of creaky wooden chairs, served as the gathering place to pass the
time, discuss the news, read letters, play with grandchildren, and
perhaps recount old glories. Here in this outdoor living room, the
old would pass to the young an oral history, treasured customs,
and tales of the old country.
I can imagine this summer evening scene being played out all over
the neighborhood, with candles for light, maybe a little soft radio
music in the background. A little food, a little wine, and a little
culture right there in your grandmother’s backyard.
I learned how to play the popular Italian card game Briscola (Brisc)
under a neighbor’s grape arbor. Watching the animated old
men cuss and bluff their way through the happy game was as much
fun as trying to master the rules. I played that game with my Newark
and Belleville classmates during many lunch breaks while at the
Newark College of Engineering. They too learned the game from their
grandfathers and neighborhood men. The lessons stay with you, like
the smell of the grapes, on those muggy, oppressive August days.
And when the grapes ripened in the tangy, chilly, early Autumn
air, they would be processed and fermented into wine right in your
basement; and the revered grape vines carefully pruned back and
prepared to weather the winter winds and snow. The cycles of life
came and went in our backyards.
Sweet figs were in abundance too. The trees were especially easy
to see, not in the summer, but in the Fall and Winter. Well, you
didn’t actually see them as much as you saw their protection.
You could protect your fig trees in one of two basic ways. Bend
the usually supple tree over and bury it in a dirt trench and pack
it with lots of good earth and hay to protect it from the winter
frost. The most prevalent method in my old neighborhood was to wrap
the tree in a cylinder of protective, and water-proof materials.
Over the years, I have seen a variety of techniques used. Black
roofing paper, linoleum, plastics…..materials on-hand adapted
for the job. Some folks wrapped their fig trees in old blankets
and bedspreads first, then applied the tar paper/linoleum and capped
it off with a plastic top. Rope and strong tape was used to keep
the whole structure from unwrapping. These homegrown scarecrows
dotted the neighborhood yards.
I must say, I remember that the linoleum used for the protective
fig tree coating always seemed to be either a green leaf swirl design,
or a red rose kind of motif. I don’t know if this was some

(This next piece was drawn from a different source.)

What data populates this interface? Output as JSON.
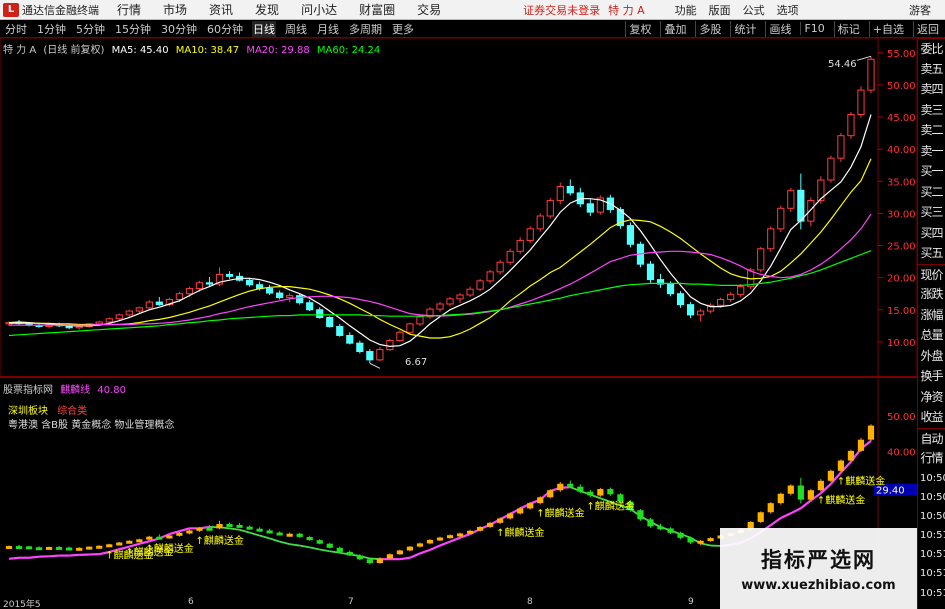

unwritten law of the neighborhoods, but maybe most folks preferred
that style for their homes and when it got suitably worn-out, it
did double duty around the fig trees.
For a friend’s tree, I used the linoleum technique, packing
the inside of the scarecrow covering with dry maple and oak leaves
for insulation. It worked quite well. Some very sweet figs came
out of that tree. Always had to shoo the ants away. Her yard had
an arbor grape vine too.
First thing I did when I got my own house was to grow tomato plants.
Neighbors used to kid me, saying it was in my Italian genes. They
were probably right, but those luscious red vegetables bring the
old Newark neighborhood back to me. All those dried out sticks protruding
out of a plot of land are a clear sign a tomato garden lurks within.
Every now and then I see a few old-timers still clinging to the
backyard soil, but certainly not as many as I remember in my early
That old rooster crows yet another time, snapping my mind back
inside my body. I blink my eyes to sort of set the whole mind-body
thing back into sync again.
As I head for the front door of the school, I remember kindergarten
class over 45 years ago, when Mom left me there with my teacher,
gentle Mrs. Fogarty. Her lilac perfume and gray hair still fresh
in my memory.
I wonder how many kids today will have the cherished memories
I have of that neighborhood, that school, and the streets---how
many will remember, and want to remember, the many details of their
Perhaps some will find the adventure I found in my backyard. And
maybe in the future, a crowing rooster will take them back in time
as this one did to me this splendid Spring morning.
After I finished talking to the kids, I pointed the car back down
Abington Avenue, and cruised the old neighborhood. Not many gardens
I could see, but most of the houses are still there; just like my